> _Provided entries_
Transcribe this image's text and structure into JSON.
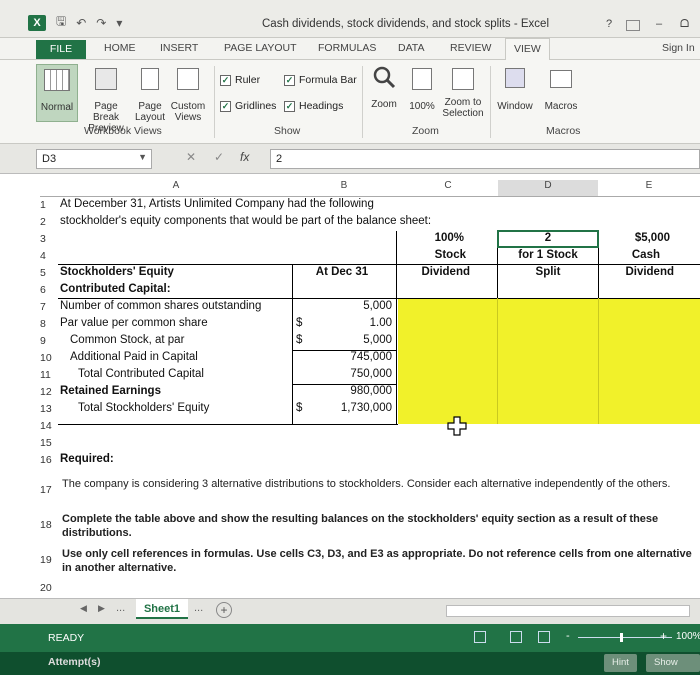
{
  "window": {
    "title": "Cash dividends, stock dividends, and stock splits - Excel",
    "help": "?",
    "minimize": "–",
    "restore": "ᗝ"
  },
  "ribbon_tabs": {
    "file": "FILE",
    "home": "HOME",
    "insert": "INSERT",
    "page_layout": "PAGE LAYOUT",
    "formulas": "FORMULAS",
    "data": "DATA",
    "review": "REVIEW",
    "view": "VIEW",
    "sign_in": "Sign In"
  },
  "ribbon": {
    "normal": "Normal",
    "page_break_1": "Page Break",
    "page_break_2": "Preview",
    "page_layout_1": "Page",
    "page_layout_2": "Layout",
    "custom_1": "Custom",
    "custom_2": "Views",
    "workbook_views": "Workbook Views",
    "ruler": "Ruler",
    "formula_bar": "Formula Bar",
    "gridlines": "Gridlines",
    "headings": "Headings",
    "show": "Show",
    "zoom": "Zoom",
    "zoom_100": "100%",
    "zoom_sel_1": "Zoom to",
    "zoom_sel_2": "Selection",
    "zoom_group": "Zoom",
    "window": "Window",
    "macros": "Macros",
    "macros_group": "Macros",
    "check": "✓"
  },
  "formula_bar": {
    "name_box": "D3",
    "value": "2",
    "fx": "fx",
    "cancel": "✕",
    "enter": "✓"
  },
  "columns": [
    "A",
    "B",
    "C",
    "D",
    "E"
  ],
  "rows": [
    "1",
    "2",
    "3",
    "4",
    "5",
    "6",
    "7",
    "8",
    "9",
    "10",
    "11",
    "12",
    "13",
    "14",
    "15",
    "16",
    "17",
    "18",
    "19",
    "20"
  ],
  "cells": {
    "r1": "At December 31, Artists Unlimited Company had the following",
    "r2": "stockholder's equity components that would be part of the balance sheet:",
    "c3": "100%",
    "c4": "Stock",
    "c5": "Dividend",
    "d3": "2",
    "d4": "for 1 Stock",
    "d5": "Split",
    "e3": "$5,000",
    "e4": "Cash",
    "e5": "Dividend",
    "a5": "Stockholders' Equity",
    "b5": "At Dec 31",
    "a6": "Contributed Capital:",
    "a7": "Number of common shares outstanding",
    "b7": "5,000",
    "a8": "Par value per common share",
    "b8_cur": "$",
    "b8": "1.00",
    "a9": "Common Stock, at par",
    "b9_cur": "$",
    "b9": "5,000",
    "a10": "Additional Paid in Capital",
    "b10": "745,000",
    "a11": "Total Contributed Capital",
    "b11": "750,000",
    "a12": "Retained Earnings",
    "b12": "980,000",
    "a13": "Total Stockholders' Equity",
    "b13_cur": "$",
    "b13": "1,730,000",
    "a16": "Required:",
    "a17": "The company is considering 3 alternative distributions to stockholders. Consider each alternative independently of the others.",
    "a18": "Complete the table above and show the resulting balances on the stockholders' equity section as a result of these distributions.",
    "a19": "Use only cell references in formulas. Use cells C3, D3, and E3 as appropriate. Do not reference cells from one alternative in another alternative."
  },
  "sheet_tabs": {
    "prev": "◀",
    "next": "▶",
    "ellipsis_left": "...",
    "sheet1": "Sheet1",
    "ellipsis_right": "...",
    "add": "+"
  },
  "status": {
    "ready": "READY",
    "zoom_minus": "-",
    "zoom_plus": "+",
    "zoom_level": "100%"
  },
  "bottom": {
    "attempts": "Attempt(s)",
    "hint": "Hint",
    "show_me": "Show Me"
  },
  "colors": {
    "excel_green": "#217346",
    "highlight_yellow": "#f1f12a"
  }
}
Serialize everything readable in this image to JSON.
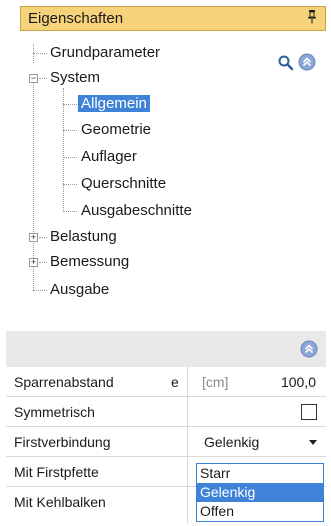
{
  "panel": {
    "title": "Eigenschaften",
    "pin_glyph": "I"
  },
  "icons": {
    "search": "search-icon",
    "collapse": "collapse-up-icon",
    "pin": "pin-icon"
  },
  "colors": {
    "title_bg": "#f6d27a",
    "selection": "#3f83d9",
    "header_bg": "#e9e9e9"
  },
  "tree": {
    "grundparameter": "Grundparameter",
    "system": "System",
    "allgemein": "Allgemein",
    "geometrie": "Geometrie",
    "auflager": "Auflager",
    "querschnitte": "Querschnitte",
    "ausgabeschnitte": "Ausgabeschnitte",
    "belastung": "Belastung",
    "bemessung": "Bemessung",
    "ausgabe": "Ausgabe",
    "selected": "Allgemein"
  },
  "properties": {
    "sparrenabstand": {
      "label": "Sparrenabstand",
      "symbol": "e",
      "unit": "[cm]",
      "value": "100,0"
    },
    "symmetrisch": {
      "label": "Symmetrisch",
      "checked": false
    },
    "firstverbindung": {
      "label": "Firstverbindung",
      "value": "Gelenkig"
    },
    "mit_firstpfette": {
      "label": "Mit Firstpfette"
    },
    "mit_kehlbalken": {
      "label": "Mit Kehlbalken"
    }
  },
  "dropdown": {
    "options": [
      "Starr",
      "Gelenkig",
      "Offen"
    ],
    "selected": "Gelenkig"
  }
}
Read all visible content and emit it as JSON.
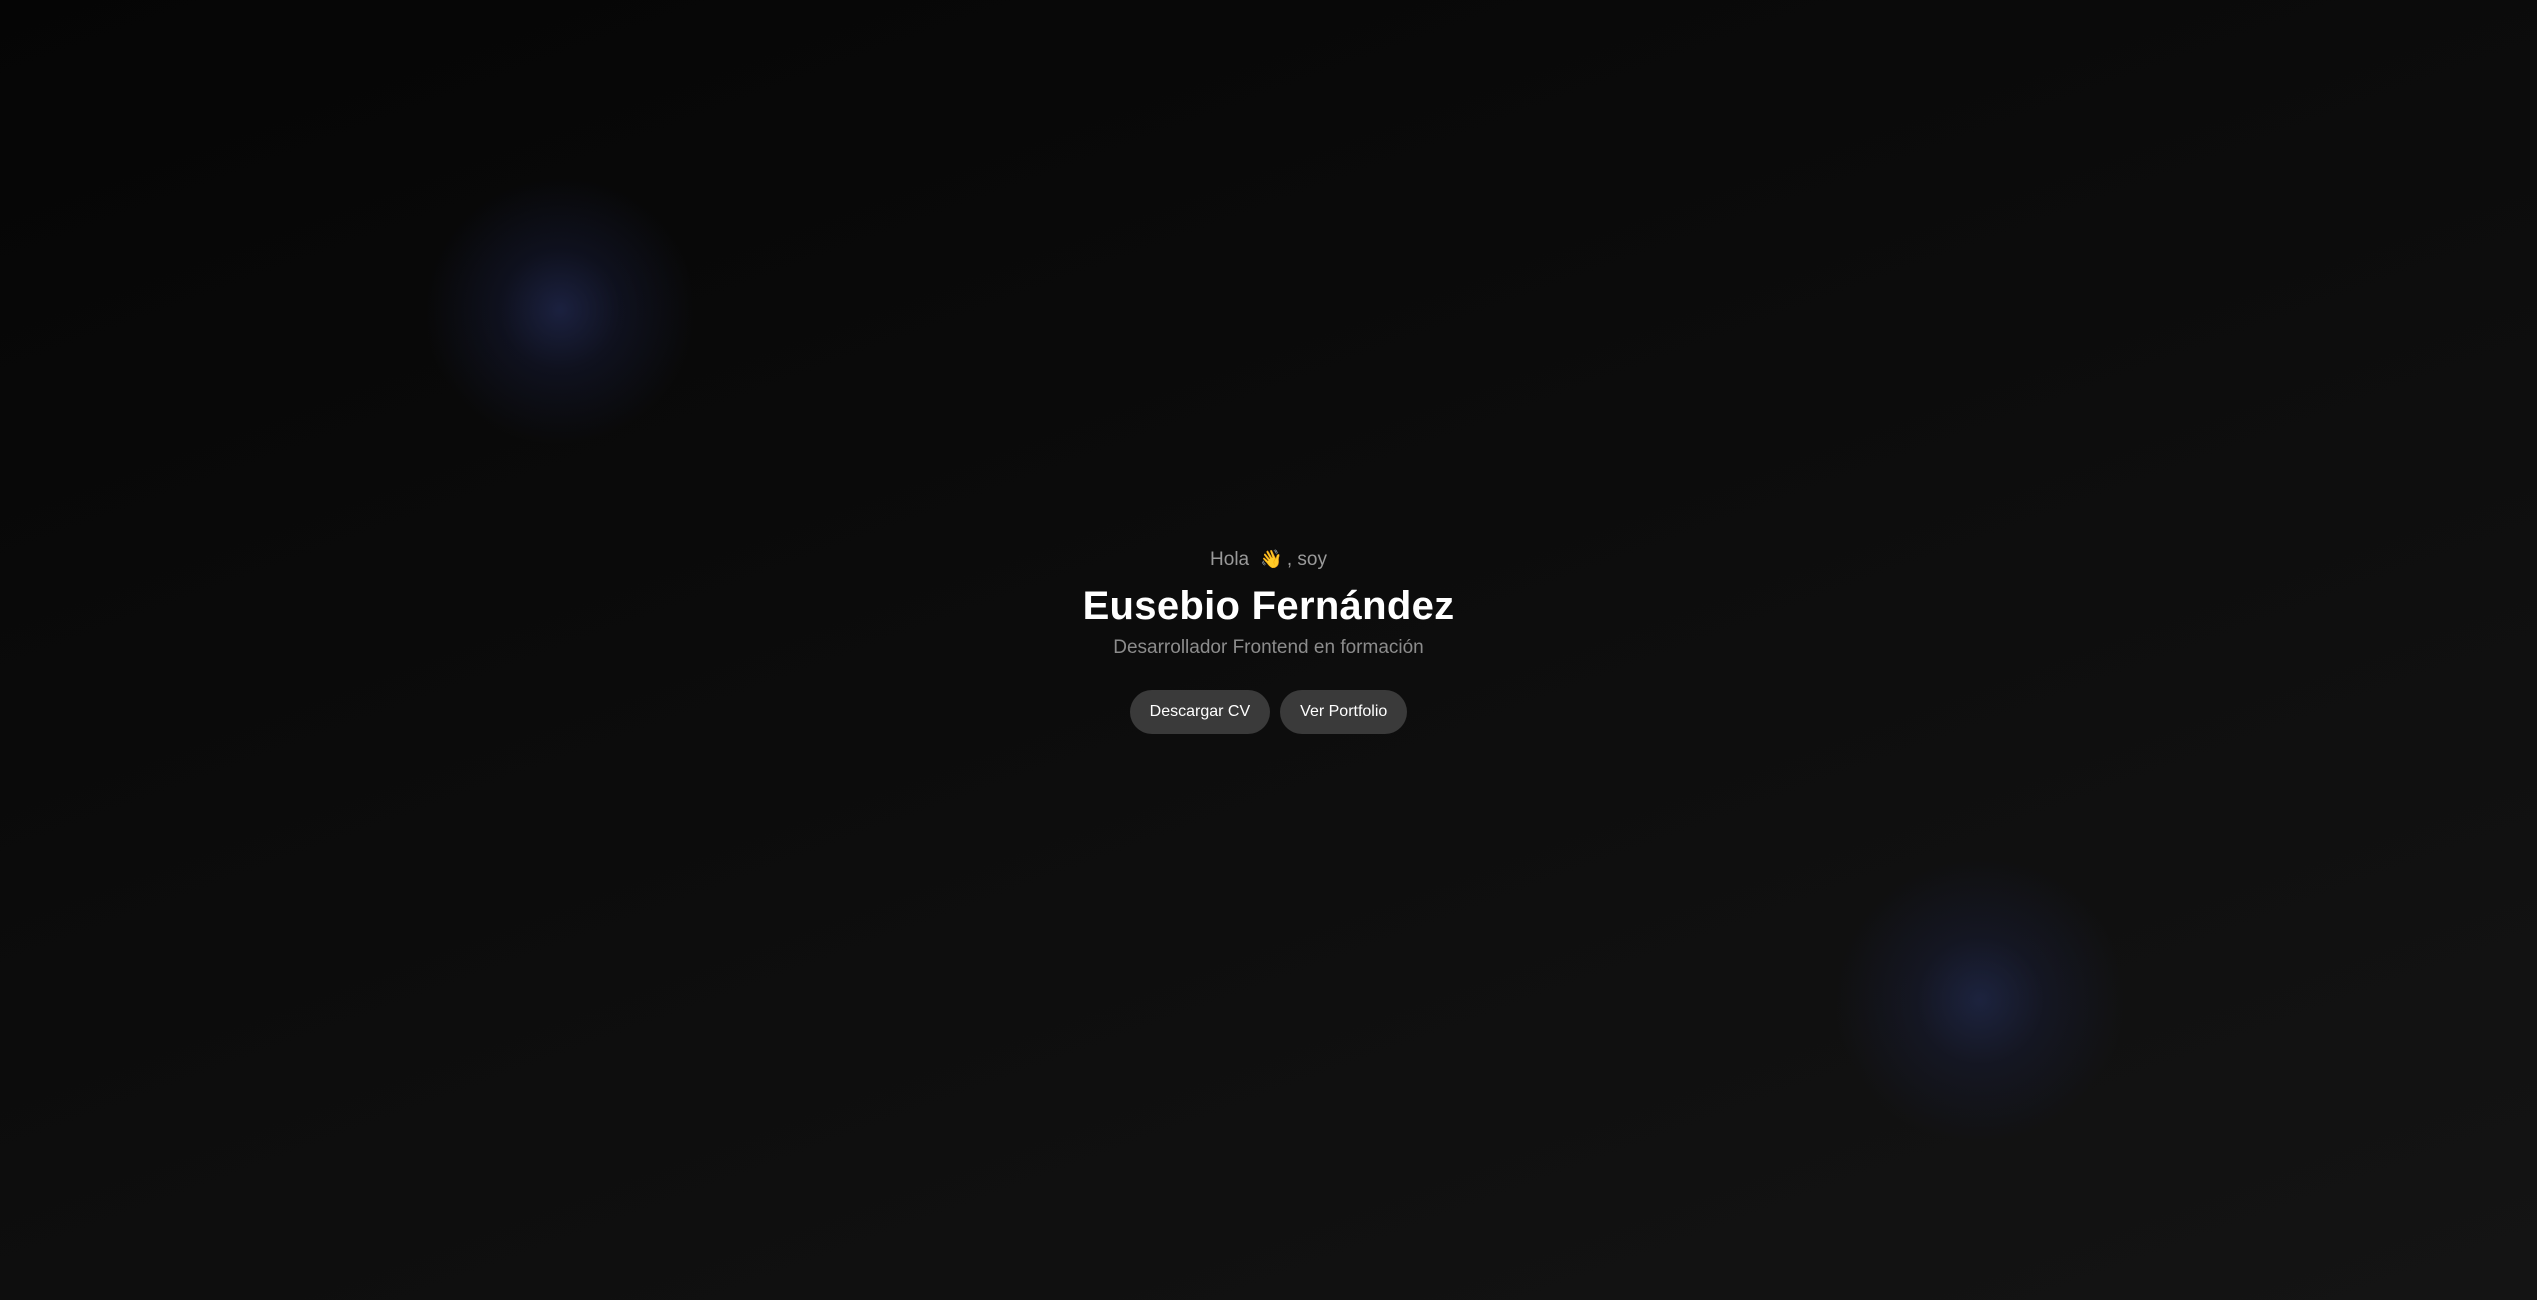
{
  "hero": {
    "greeting_prefix": "Hola",
    "wave_emoji": "👋",
    "greeting_suffix": ", soy",
    "name": "Eusebio Fernández",
    "role": "Desarrollador Frontend en formación"
  },
  "actions": {
    "download_cv_label": "Descargar CV",
    "portfolio_label": "Ver Portfolio"
  },
  "colors": {
    "background_dark": "#050505",
    "background_light": "#141414",
    "button_bg": "#3a3a3a",
    "muted_text": "#9a9a9a",
    "glow": "#1c2242"
  }
}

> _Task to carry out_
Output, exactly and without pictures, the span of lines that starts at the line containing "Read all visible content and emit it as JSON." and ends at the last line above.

> _The answer_
Read all visible content and emit it as JSON.
{
  "hero": {
    "greeting_prefix": "Hola",
    "wave_emoji": "👋",
    "greeting_suffix": ", soy",
    "name": "Eusebio Fernández",
    "role": "Desarrollador Frontend en formación"
  },
  "actions": {
    "download_cv_label": "Descargar CV",
    "portfolio_label": "Ver Portfolio"
  },
  "colors": {
    "background_dark": "#050505",
    "background_light": "#141414",
    "button_bg": "#3a3a3a",
    "muted_text": "#9a9a9a",
    "glow": "#1c2242"
  }
}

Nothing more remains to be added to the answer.